Sometimes it’s difficult to comprehend the extent to which certain things are harmful to one’s health. The perfect example – air pollution. It’s not a parasite, nor a heat wave and it’s usually not associated with a discrete event. It’s an invisible killer that takes the life of millions every year. The statistics are chilling. The WHO estimates that every year 4.2 million deaths are attributable to ambient (outdoor) air pollution, while another 3.8 deaths are caused by indoor (household) exposure to air pollution. Every year. Beyond mortality, it also contributes to significant morbidity, and unsurprisingly – it disproportionately affects low and middle-income countries. Overall, an astonishing 91% of the world population live in an environment with air quality below the guidelines set by the WHO.1
Despite this, air pollution is not perceived as a major health threat. While air pollution does not directly cause attributable mortality, it is an upstream risk factor for a range of diseases. It is unlikely that someone dies specifically of air pollution per se, but continuous exposure increases the risk of stroke, heart disease, lung cancer, and acute and chronic respiratory diseases.1,2 The attributable excess mortality from these diseases reduces the average global life expectancy by 2.9 years, and this doesn’t factor in the impacts on quality of life.
One must acknowledge that there are various types of pollution under the umbrella of air pollution. Along with anthropogenic sources, natural sources such as wildfires and aeolian dust also contribute to air pollution. If all the anthropogenic sources of air pollution were removed, life expectancy would rise by 1.7 years. A smaller but significant life expectancy increase by 1.1 years is achievable by only ceasing the use of fossil fuels.2 Although it may not appear as much, this increase in life expectancy would impact billions of people.
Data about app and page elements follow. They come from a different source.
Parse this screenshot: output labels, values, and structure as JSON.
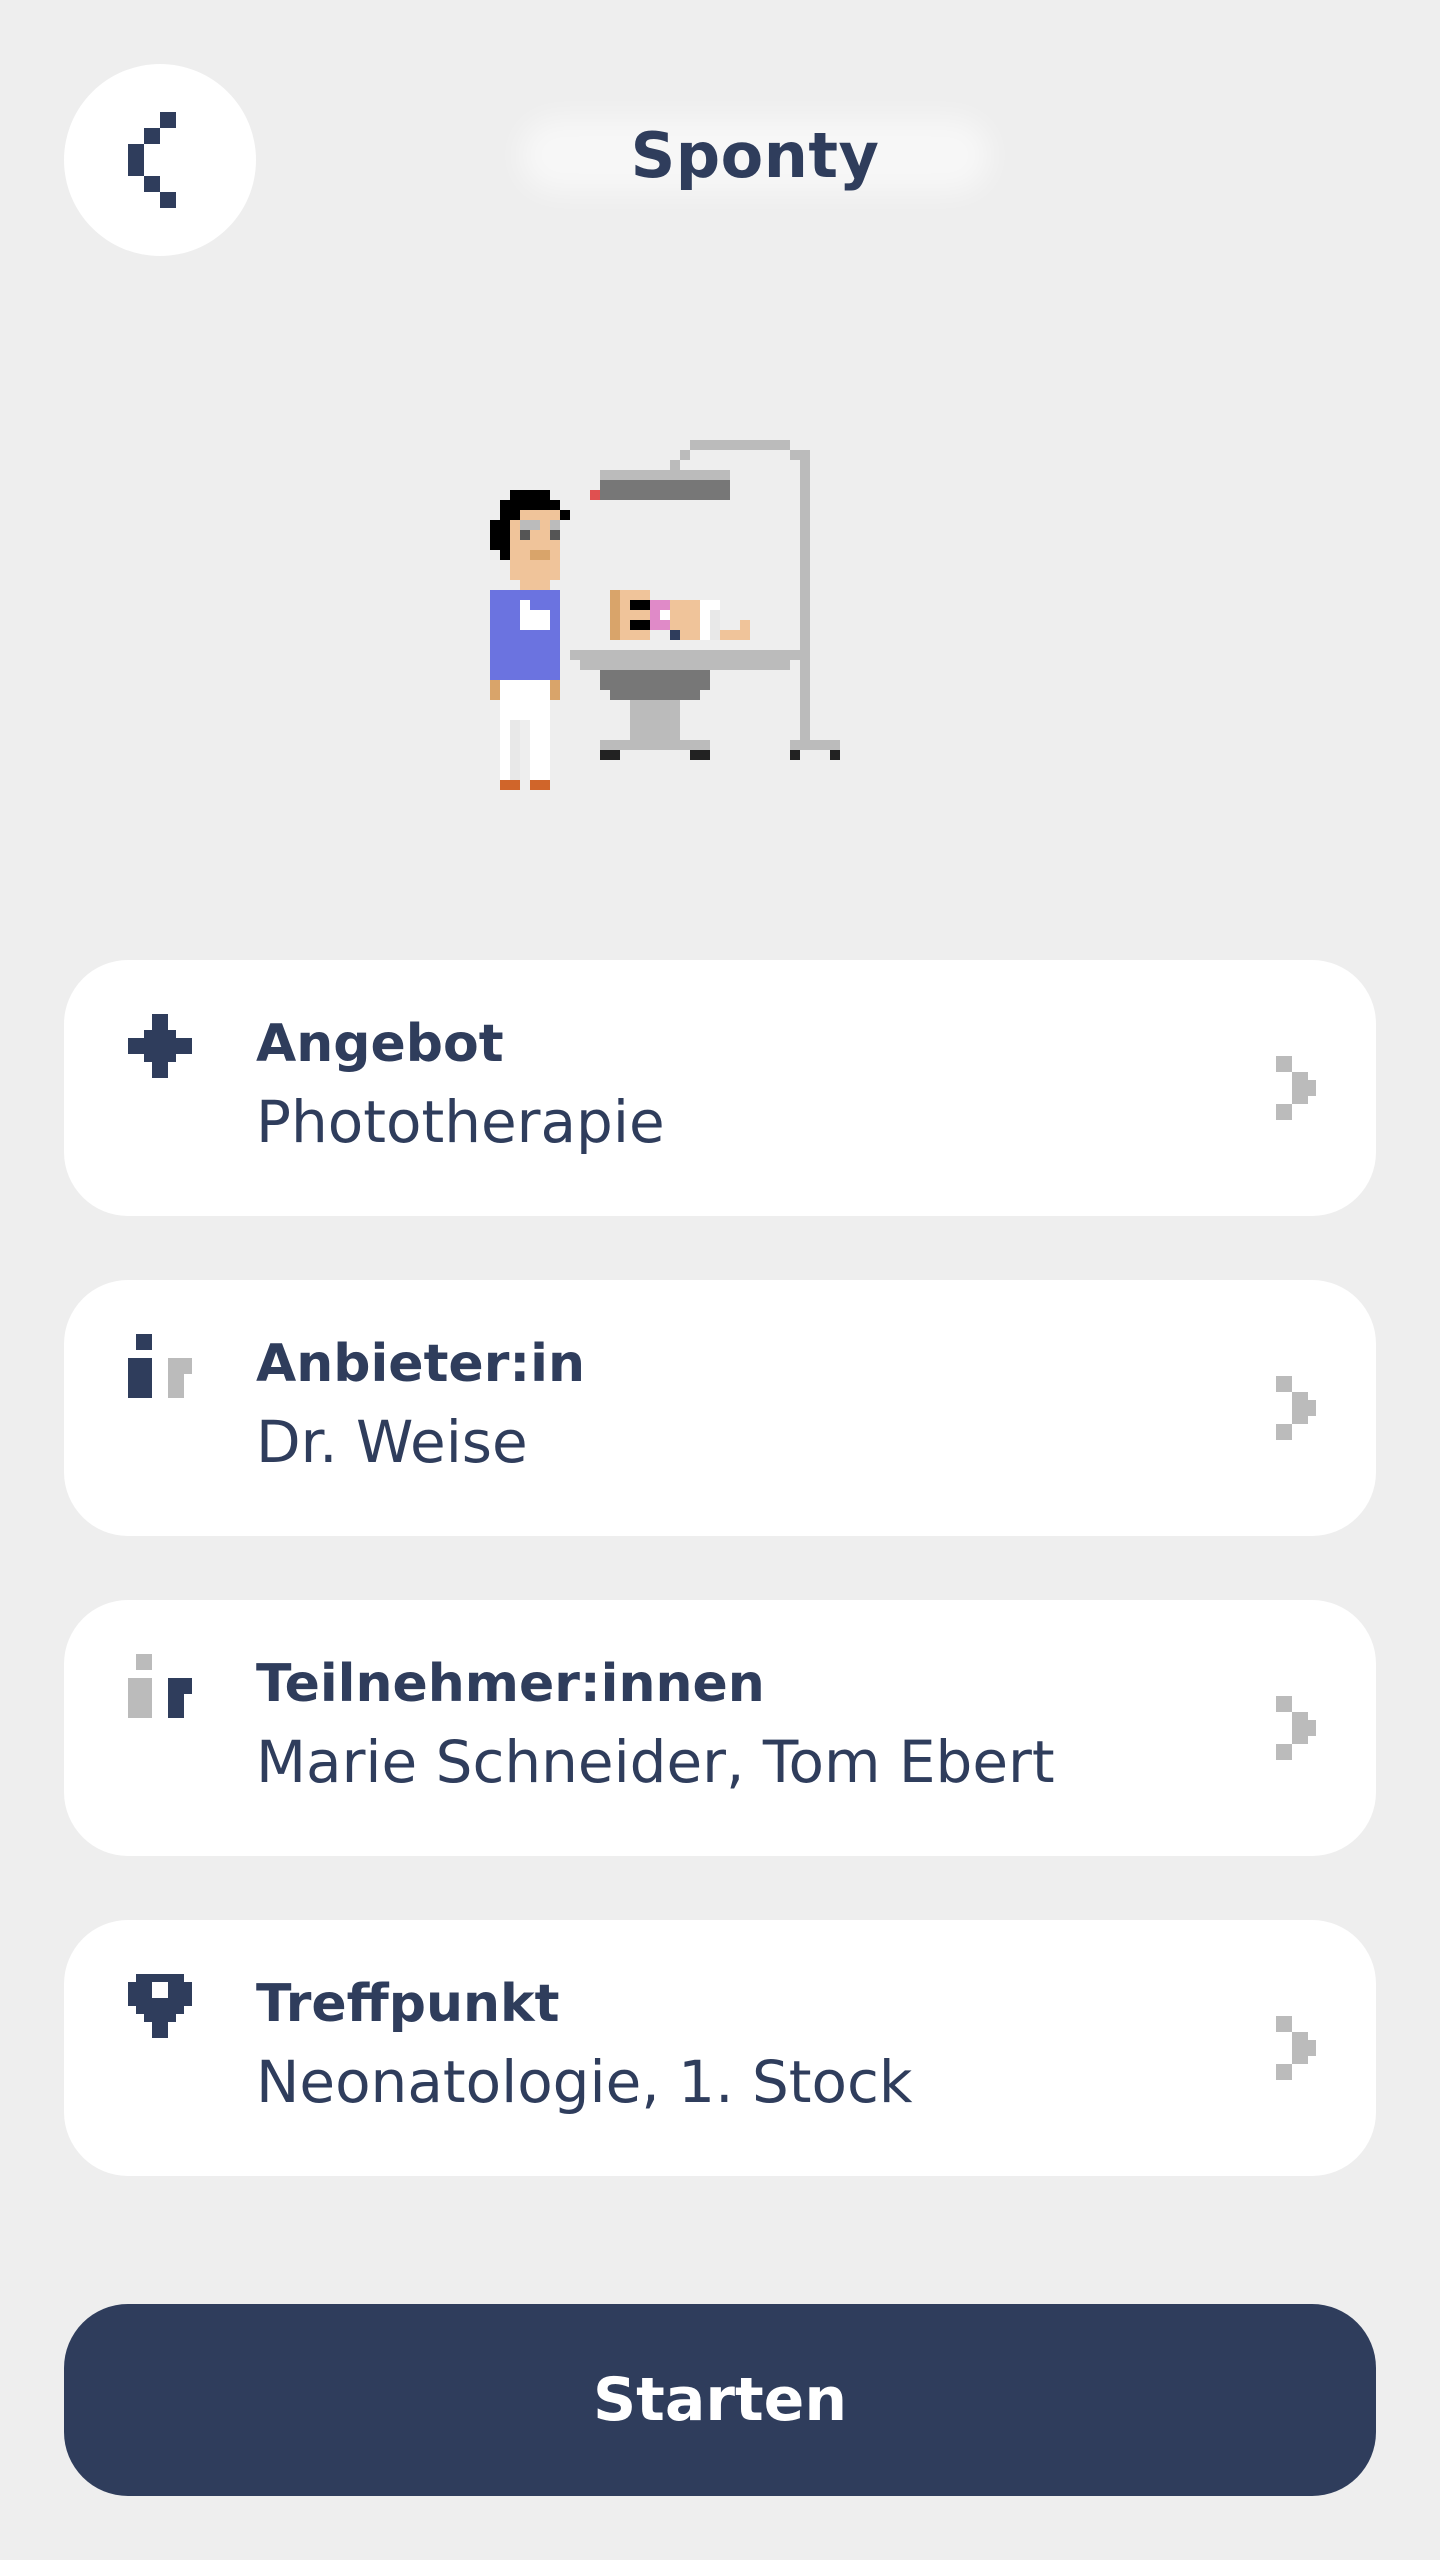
{
  "header": {
    "title": "Sponty",
    "back_icon": "share-icon"
  },
  "cards": [
    {
      "icon": "sparkle-plus-icon",
      "label": "Angebot",
      "value": "Phototherapie"
    },
    {
      "icon": "person-i-icon",
      "label": "Anbieter:in",
      "value": "Dr. Weise"
    },
    {
      "icon": "participants-icon",
      "label": "Teilnehmer:innen",
      "value": "Marie Schneider, Tom Ebert"
    },
    {
      "icon": "location-pin-icon",
      "label": "Treffpunkt",
      "value": "Neonatologie, 1. Stock"
    }
  ],
  "start_button": {
    "label": "Starten"
  },
  "colors": {
    "primary": "#2f3d5c",
    "background": "#eeeeee",
    "card": "#ffffff",
    "muted": "#bbbbbb"
  }
}
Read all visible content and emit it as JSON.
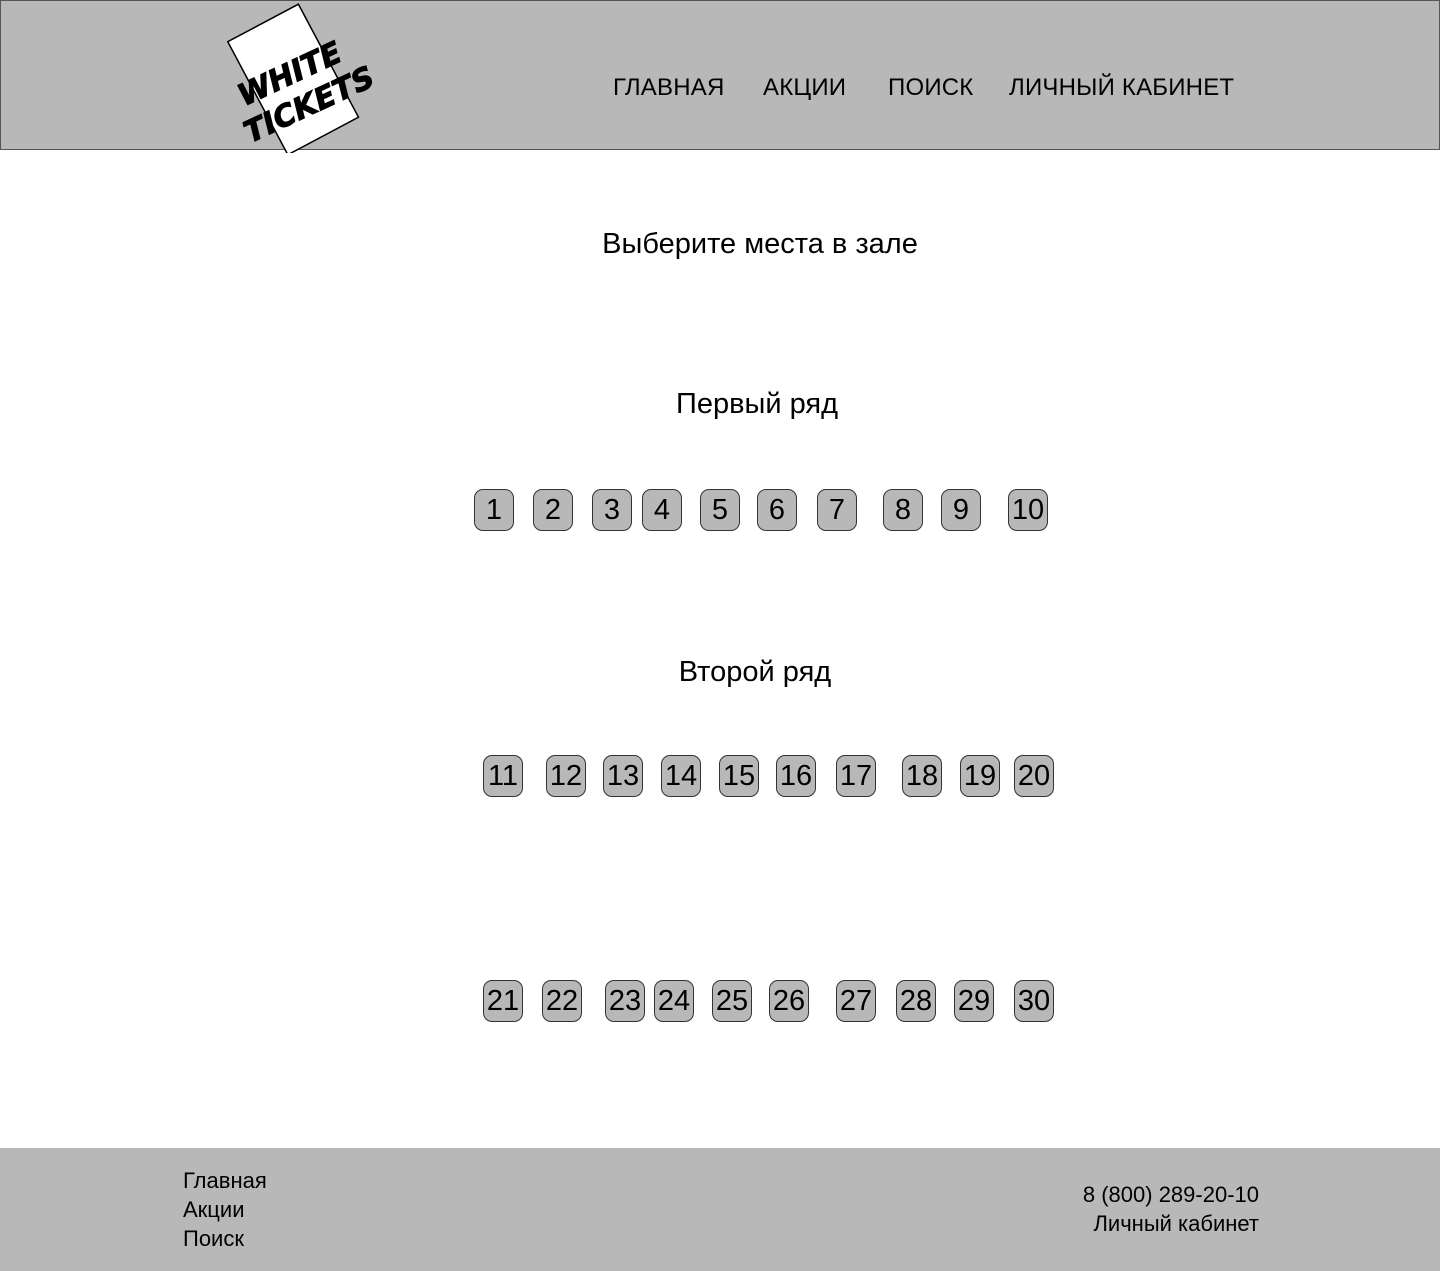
{
  "header": {
    "logo": {
      "line1": "WHITE",
      "line2": "TICKETS"
    },
    "nav": [
      {
        "label": "ГЛАВНАЯ"
      },
      {
        "label": "АКЦИИ"
      },
      {
        "label": "ПОИСК"
      },
      {
        "label": "ЛИЧНЫЙ КАБИНЕТ"
      }
    ]
  },
  "main": {
    "title": "Выберите места в зале",
    "rows": [
      {
        "title": "Первый ряд",
        "seats": [
          "1",
          "2",
          "3",
          "4",
          "5",
          "6",
          "7",
          "8",
          "9",
          "10"
        ]
      },
      {
        "title": "Второй ряд",
        "seats": [
          "11",
          "12",
          "13",
          "14",
          "15",
          "16",
          "17",
          "18",
          "19",
          "20"
        ]
      },
      {
        "title": "",
        "seats": [
          "21",
          "22",
          "23",
          "24",
          "25",
          "26",
          "27",
          "28",
          "29",
          "30"
        ]
      }
    ]
  },
  "footer": {
    "links": [
      {
        "label": "Главная"
      },
      {
        "label": "Акции"
      },
      {
        "label": "Поиск"
      }
    ],
    "phone": "8 (800) 289-20-10",
    "account_link": "Личный кабинет"
  },
  "colors": {
    "header_bg": "#b8b8b8",
    "footer_bg": "#b8b8b8",
    "seat_bg": "#b8b8b8"
  }
}
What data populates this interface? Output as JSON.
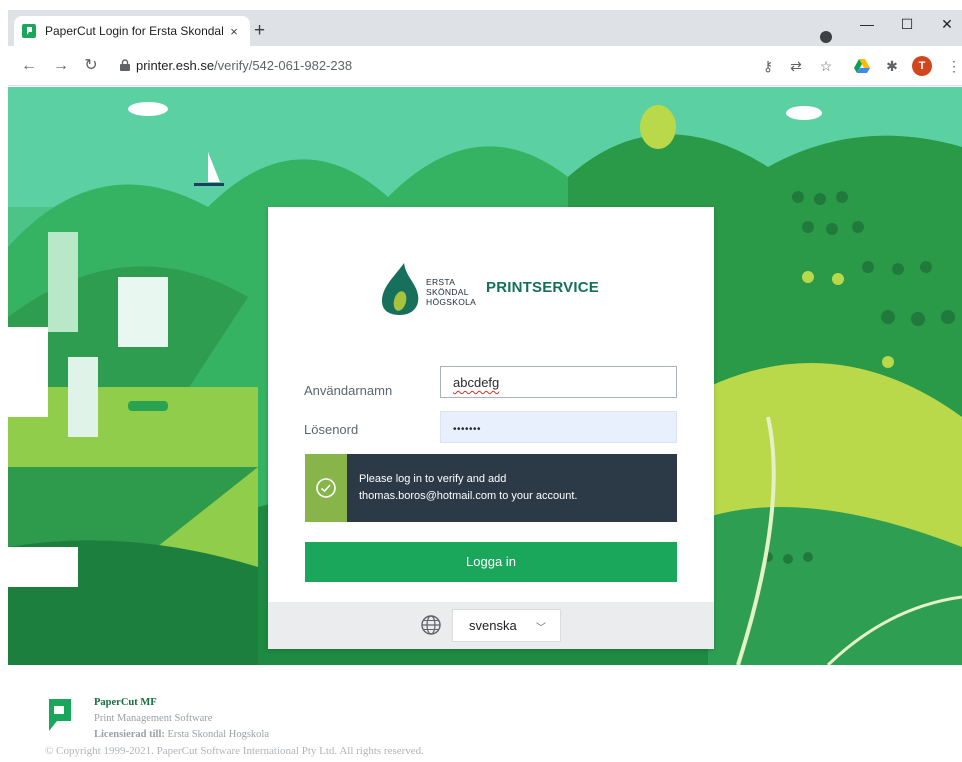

Reducing air pollution has proven a significant challenge. Even though fossil fuel combustion is a well-recognized source of greenhouse gas emissions and a major contributor to the climate crisis, many countries lack a robust strategy to combat air pollution. This is largely attributed to a lack of data and political reluctance.3 Especially in countries where transportation and industrial production are heavily fossil fuel-dependent, large corporations have spent significant resources to lobby against policies that would reduce air pollution.4 Despite political opposition, the direct link between climate change, air pollution and health makes policies that target air pollution a “win-win” strategy for both climate and health, as these policies would decrease global morbidity and mortality, and contribute to planetary health.1 Our readers can expect exciting research in the area by UHF staff, who are at the forefront of reshaping the fossil fuel policy landscape.
We already know that COVID has a complex but clear relationship with co-morbidities, and it has been hypothesised that acute exposure to air pollutants could worsen the outcomes of COVID.5 This is intimately linked to the pathology of the disease, that initially attacks the respiratory system, similarly to air pollution. As explained in a commentary in the American Journal of Epidemiology, emerging research provides evidence to support the link between air pollutants and worse COVID outcomes, however, the evidence is not particularly strong as exploring these interactions requires a very thoroughly designed study, possibly at a very large scale in order to achieve validity.5 The picture is further complicated by the fact that air pollution is not a constant. In fact, in many countries it declined for a period when the strictest lockdown measures were in place.6 However, concluding that a reduction in air pollution is attributable to a specific policy also requires a sound methodology that avoids bias.
Air pollution is clearly a major health burden, but priority setting is a complicated process. Although one risk may cause a greater number of deaths, this does not make the other risks less deadly. As health professionals, it is our duty to push for action on all fronts in pursuit of a healthier planet. As the movement for effective air pollution policies gains momentum, governments should apply established as well as innovative solutions that target the issue.